Squeaky Wheel hosted “We Tell: Environments of Race and Place.” The Wednesday event was part of a traveling exhibition, “We Tell: Fifty Years of Participatory Community Media: On the Frontlines of Politics and Place, 1967-2017.” The exhibition –– curated by Louis Massiah, executive director of the Scribe Video Center, and Patricia Zimmermann –– hopes to use documentaries to “chronicle the hidden histories” in specific communities and highlight “needs for social and political change,” according to Lightbox Film Center. The Squeaky Wheel event focused on “immigration, migration and racial identities unique to a specific environment” and featured six short documentaries, each released between 1967 and 2016. 

Documentary “Buffalo Creek Flood: An Act of Man” took up 39 minutes of the 91-minute program, but for good reason. 

The 1975 film detailed the Buffalo Creek Flood of 1972, when a Pittston Coal Company coal-waste dam collapsed, killing 125 people and leaving 4,000 homeless. Instead of focusing solely on the displaced West Virginia community, the documentary analyzed the cause, Pittston’s reaction –– which insisted it was an “act of God” –– and provided facts condemning the company.

Jason Livingston, the project’s research assistant, believes the film’s research-based approach brought a different perspective to the program.

“Right now, in a lot of the documentary communities, we’re in the middle of a very character-heavy moment and a story-heavy moment,” Livingston said. “There was something quite refreshing about reckoning with a project that is almost ruthlessly forensic and diagnoses the situation.”

“Who I Became,” a contrasting documentary, was more character focused. The 2003 documentary tells the story of first-generation Cambodian-American Pounloeu Chea’s experience on parole, as he struggled to stay out of prison while awaiting the birth of his first child.
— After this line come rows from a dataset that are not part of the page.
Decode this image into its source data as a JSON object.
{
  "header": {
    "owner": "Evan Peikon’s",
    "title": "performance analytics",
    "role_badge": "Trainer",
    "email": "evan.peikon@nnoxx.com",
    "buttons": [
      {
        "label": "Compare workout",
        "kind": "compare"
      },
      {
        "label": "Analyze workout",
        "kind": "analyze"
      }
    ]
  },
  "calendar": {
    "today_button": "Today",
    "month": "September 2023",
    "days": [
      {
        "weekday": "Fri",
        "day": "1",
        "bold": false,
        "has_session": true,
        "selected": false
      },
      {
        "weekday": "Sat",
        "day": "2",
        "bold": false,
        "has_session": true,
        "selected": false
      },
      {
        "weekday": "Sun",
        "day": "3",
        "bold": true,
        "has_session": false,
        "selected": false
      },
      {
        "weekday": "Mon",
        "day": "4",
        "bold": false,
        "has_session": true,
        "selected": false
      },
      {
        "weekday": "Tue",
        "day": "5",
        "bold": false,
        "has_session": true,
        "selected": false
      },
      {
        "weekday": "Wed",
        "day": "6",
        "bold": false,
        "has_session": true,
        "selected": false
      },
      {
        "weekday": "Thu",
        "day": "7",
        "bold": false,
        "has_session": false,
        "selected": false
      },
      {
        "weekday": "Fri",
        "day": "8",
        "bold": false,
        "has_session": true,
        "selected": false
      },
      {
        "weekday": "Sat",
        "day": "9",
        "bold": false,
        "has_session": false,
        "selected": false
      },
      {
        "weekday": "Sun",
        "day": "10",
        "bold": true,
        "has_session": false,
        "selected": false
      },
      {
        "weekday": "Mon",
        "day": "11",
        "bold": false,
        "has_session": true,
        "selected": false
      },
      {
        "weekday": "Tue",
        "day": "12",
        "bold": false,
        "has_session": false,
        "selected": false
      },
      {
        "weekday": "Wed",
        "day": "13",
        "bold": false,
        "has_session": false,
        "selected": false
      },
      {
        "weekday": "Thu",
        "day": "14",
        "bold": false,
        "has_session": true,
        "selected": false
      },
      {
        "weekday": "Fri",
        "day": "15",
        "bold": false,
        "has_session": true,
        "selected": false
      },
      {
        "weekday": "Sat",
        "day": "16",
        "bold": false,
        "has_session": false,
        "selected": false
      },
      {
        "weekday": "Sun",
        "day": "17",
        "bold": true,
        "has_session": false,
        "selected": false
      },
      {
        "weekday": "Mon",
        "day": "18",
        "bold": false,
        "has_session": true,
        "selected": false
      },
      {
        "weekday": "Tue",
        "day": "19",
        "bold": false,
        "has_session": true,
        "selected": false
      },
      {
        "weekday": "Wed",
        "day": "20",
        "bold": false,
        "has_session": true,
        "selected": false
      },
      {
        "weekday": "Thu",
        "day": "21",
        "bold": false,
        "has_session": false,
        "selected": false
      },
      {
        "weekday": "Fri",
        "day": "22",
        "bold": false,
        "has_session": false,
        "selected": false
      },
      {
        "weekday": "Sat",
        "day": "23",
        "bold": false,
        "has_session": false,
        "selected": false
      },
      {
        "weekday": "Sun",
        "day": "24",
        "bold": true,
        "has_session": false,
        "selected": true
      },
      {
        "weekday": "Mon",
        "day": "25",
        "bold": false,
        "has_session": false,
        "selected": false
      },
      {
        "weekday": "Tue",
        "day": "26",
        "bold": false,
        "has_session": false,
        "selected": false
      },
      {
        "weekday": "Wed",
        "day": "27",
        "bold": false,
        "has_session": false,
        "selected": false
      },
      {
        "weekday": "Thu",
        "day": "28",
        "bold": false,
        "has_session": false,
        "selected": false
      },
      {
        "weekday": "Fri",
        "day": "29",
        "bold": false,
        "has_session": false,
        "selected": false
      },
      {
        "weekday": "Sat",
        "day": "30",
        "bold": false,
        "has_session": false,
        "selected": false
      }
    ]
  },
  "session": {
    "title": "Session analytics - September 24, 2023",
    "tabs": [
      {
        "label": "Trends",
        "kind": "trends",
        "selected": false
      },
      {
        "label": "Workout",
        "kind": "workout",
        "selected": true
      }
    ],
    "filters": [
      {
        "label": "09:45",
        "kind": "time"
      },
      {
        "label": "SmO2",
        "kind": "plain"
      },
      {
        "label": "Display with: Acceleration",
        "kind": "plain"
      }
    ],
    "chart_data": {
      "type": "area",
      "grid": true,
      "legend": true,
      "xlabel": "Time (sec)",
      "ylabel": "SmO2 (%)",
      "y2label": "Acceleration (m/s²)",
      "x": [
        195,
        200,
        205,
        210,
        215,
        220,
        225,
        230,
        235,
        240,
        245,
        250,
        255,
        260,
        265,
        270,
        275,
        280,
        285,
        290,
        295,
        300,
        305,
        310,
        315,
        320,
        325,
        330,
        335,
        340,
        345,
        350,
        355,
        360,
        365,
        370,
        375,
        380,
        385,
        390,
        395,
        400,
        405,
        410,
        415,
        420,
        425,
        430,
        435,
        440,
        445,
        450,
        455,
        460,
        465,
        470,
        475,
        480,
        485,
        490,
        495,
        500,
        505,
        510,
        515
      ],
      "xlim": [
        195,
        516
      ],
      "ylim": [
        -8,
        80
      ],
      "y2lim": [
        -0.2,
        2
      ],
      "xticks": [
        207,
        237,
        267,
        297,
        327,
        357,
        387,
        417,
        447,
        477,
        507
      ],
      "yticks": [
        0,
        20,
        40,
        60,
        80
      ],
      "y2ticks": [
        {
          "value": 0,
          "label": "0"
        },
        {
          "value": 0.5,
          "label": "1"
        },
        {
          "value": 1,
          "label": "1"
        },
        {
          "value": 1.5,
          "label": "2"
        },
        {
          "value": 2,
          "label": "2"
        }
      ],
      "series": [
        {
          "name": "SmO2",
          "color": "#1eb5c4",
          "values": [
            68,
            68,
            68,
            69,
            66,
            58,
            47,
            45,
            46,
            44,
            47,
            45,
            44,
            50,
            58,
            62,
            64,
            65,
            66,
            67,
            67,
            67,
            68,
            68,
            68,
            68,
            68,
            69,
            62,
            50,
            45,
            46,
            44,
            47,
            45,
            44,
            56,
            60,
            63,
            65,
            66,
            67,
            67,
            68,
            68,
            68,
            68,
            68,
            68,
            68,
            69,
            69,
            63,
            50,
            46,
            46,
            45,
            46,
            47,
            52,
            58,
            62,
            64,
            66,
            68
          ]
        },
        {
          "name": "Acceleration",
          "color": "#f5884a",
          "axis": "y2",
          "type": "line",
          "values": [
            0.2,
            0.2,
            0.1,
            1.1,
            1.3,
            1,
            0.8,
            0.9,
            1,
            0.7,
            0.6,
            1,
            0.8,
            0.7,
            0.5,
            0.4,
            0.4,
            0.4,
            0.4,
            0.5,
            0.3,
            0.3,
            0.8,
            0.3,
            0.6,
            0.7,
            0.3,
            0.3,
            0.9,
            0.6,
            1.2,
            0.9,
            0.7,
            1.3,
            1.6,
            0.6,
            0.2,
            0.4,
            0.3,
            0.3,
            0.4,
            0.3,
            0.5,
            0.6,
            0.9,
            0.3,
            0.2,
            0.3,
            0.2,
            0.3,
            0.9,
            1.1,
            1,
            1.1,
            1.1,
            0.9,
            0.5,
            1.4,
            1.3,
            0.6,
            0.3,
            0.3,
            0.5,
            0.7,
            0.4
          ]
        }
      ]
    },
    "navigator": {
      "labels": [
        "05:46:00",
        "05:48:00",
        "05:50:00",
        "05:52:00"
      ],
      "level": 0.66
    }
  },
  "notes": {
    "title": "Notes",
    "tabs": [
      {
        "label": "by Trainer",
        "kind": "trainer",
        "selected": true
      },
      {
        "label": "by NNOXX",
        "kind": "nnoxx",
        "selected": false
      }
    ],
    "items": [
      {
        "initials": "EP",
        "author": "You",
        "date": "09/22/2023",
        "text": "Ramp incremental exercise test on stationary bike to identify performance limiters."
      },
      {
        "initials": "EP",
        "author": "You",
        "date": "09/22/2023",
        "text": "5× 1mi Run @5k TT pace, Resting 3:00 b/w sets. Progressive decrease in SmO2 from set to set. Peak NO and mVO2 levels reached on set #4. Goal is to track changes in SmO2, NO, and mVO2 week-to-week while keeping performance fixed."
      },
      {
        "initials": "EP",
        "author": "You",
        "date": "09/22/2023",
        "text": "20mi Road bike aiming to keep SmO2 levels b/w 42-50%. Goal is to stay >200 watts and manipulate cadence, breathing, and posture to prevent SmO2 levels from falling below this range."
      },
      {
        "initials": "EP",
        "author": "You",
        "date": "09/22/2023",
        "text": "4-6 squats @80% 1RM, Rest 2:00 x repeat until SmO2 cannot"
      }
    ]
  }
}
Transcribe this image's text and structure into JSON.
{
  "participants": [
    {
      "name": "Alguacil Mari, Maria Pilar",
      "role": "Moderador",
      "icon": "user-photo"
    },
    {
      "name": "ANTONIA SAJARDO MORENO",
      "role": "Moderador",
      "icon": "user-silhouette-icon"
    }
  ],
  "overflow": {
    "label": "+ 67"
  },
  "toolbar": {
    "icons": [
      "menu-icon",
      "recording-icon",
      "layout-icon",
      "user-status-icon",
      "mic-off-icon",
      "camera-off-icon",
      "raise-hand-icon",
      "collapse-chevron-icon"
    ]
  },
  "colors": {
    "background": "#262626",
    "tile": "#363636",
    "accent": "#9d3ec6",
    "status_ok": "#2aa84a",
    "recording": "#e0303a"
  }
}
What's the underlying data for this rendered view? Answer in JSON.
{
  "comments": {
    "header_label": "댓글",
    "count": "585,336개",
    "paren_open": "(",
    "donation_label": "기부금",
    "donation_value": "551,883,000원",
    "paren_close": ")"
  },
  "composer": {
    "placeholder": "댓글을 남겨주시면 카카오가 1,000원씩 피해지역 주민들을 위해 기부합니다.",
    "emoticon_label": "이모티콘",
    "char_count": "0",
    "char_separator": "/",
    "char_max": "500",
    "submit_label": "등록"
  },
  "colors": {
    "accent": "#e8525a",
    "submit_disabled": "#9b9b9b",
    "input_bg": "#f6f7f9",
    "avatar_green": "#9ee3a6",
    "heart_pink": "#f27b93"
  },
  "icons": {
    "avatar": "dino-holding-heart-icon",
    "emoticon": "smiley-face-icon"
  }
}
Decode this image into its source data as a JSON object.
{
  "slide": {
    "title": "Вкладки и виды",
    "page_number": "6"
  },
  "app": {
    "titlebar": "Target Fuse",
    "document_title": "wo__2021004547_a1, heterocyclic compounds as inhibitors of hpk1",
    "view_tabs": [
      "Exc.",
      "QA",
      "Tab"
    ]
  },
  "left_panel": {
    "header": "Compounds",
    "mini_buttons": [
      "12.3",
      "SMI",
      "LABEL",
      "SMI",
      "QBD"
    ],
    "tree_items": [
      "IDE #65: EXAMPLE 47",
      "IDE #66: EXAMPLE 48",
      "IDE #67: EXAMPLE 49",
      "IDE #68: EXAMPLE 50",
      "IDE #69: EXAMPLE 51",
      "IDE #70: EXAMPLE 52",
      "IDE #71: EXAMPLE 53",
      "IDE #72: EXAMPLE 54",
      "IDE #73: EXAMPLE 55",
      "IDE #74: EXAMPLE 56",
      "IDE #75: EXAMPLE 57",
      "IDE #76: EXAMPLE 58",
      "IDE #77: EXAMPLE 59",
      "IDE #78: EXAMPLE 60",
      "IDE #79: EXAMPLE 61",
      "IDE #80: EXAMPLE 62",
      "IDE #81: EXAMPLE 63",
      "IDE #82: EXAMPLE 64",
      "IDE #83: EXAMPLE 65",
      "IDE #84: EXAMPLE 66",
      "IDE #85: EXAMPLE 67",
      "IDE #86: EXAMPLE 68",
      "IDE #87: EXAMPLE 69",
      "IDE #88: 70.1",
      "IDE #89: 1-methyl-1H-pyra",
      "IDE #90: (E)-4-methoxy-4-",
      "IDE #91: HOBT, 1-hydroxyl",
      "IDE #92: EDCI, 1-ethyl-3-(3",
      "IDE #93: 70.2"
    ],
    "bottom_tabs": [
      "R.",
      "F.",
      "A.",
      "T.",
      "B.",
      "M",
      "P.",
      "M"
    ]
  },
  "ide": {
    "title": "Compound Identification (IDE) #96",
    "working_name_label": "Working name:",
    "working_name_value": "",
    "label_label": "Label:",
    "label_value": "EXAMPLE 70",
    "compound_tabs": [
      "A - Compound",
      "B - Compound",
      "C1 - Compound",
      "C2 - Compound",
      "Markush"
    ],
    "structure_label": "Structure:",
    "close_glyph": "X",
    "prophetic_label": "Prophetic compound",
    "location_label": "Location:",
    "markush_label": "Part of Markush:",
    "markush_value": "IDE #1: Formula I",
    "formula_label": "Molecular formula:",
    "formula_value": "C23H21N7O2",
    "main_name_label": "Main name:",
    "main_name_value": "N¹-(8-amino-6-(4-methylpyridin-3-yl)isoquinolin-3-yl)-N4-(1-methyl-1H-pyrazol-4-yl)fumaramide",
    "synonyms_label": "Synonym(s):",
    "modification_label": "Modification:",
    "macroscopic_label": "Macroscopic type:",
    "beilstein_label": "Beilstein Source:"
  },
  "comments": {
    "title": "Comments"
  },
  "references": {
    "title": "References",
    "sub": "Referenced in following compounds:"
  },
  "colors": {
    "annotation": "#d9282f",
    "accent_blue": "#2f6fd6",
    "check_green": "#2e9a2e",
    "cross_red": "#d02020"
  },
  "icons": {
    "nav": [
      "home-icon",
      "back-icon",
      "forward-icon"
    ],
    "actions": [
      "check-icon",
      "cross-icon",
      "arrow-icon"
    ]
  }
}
The film still emphasized the voice of the community, though. At a Q&A session for the event, Zimmermann explained that the film originated from Vietnamese director Spencer Nakasako. He gave a group of Vietnamese youth equipment and let them make their own films. Chea’s group then created “Who I Became.”

Buffalo State media studies student Conrad Burgos Jr. said he attended the program not just because Zimmermann was speaking but also because of how the various documentaries were made.

 “They feel different than most narrative stories, or even Netflix stuff,” Burgos said. “And that’s because they’re made with people who the problems actually matter to.”

 The program’s screening at Squeaky Wheel also marked its New York premiere. Before the screening, Zimmermann explained that she was interested in breaking the binary of art premiering in either New York City or California.

 “Part of this project, especially as Louis Massiah conceived, was that it’d be national and not be stuck on either coast, that it would represent community groups and community media across the country to show the diversity of America,” Zimmerman said.

 Curator Ekrem Serdar explained he brought the project to Squeaky Wheel because the spot is a “significant hub for participatory media.”

 While none of the stories told related to Buffalo directly, the environmental and community-focused messages were a perfect fit for the city. No matter what year the program selections were released, their messages still rang true.

 “What’s chilling about the topics in these six programs is that they were urgent 50 years ago, and they’re urgent now,” Zimmerman said. “It shows you how much work needs to be done by people on the ground to take power back and to rewrite the script so that the world can be a place we all want to live in.”

Alex Whetham is an asst. Arts editor and can be reached at Alex.Whetham@ubspectrum.com.


Alex Whetham is an asst. arts editor for The Spectrum